What really came across was the ubiquity of many phrases across the entire region. There is a lingual connection right across and it matches up with what I have been reading about the languages in general. It’s all far too much to delve into in a blog post but it’s already been heavily explored so mainly I need to try and create a guide to finding information.
I also very much want to create a visual guide, as that hasn’t really been done. Definitely not combining the text with the imagery. But basically the text now reveals that those different garment treatments really do have different terms. And it’s something that is informing my choices in my own gear.
And once I have the Nordrhein sorted I will work through the Westfalen and Östfalen. Because those a text rich if not image rich.
I’ve been collecting all the references I can that I have seen in secondary sources so that I can look at them in context. In most cases I have found the full record and a handful of scans, and even transcriptions. It’s not always a perfect method for identification as personal records are especially prone to a kind of shorthand like this:
for wine and clothing….[amount of money]
But for long inventories and for state documents it is handy. I’ve been able to narrow a few terms down based on the order they appear in. This is true in clothing ordinances. Unfortunately I still haven’t found a clear full clothing ordinance inside the Nordrhein. The Westfalen one is fascinating, and there is a connection so it has been useful.
And I may be able to find more now that I have access to a few more guild and trade related items.
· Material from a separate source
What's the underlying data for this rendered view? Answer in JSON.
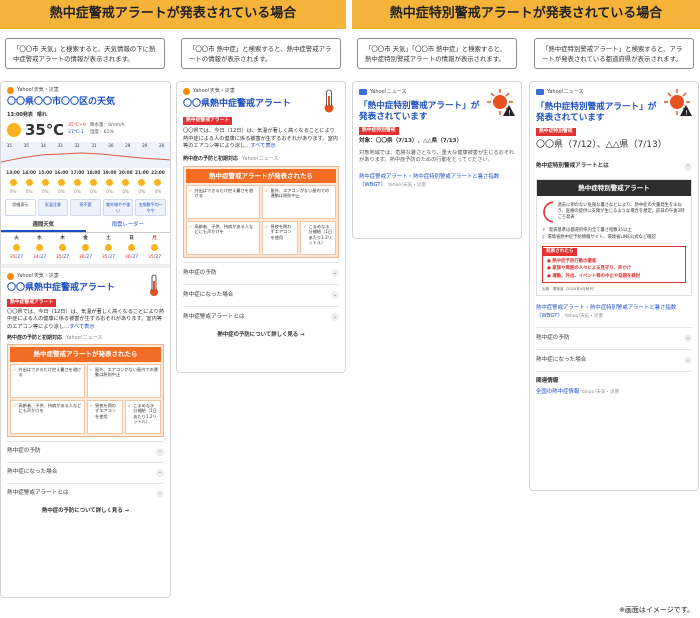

It is a lot to try and understand, and I am trying to not only find the names of items but to find out how they were made and sold. Or imported!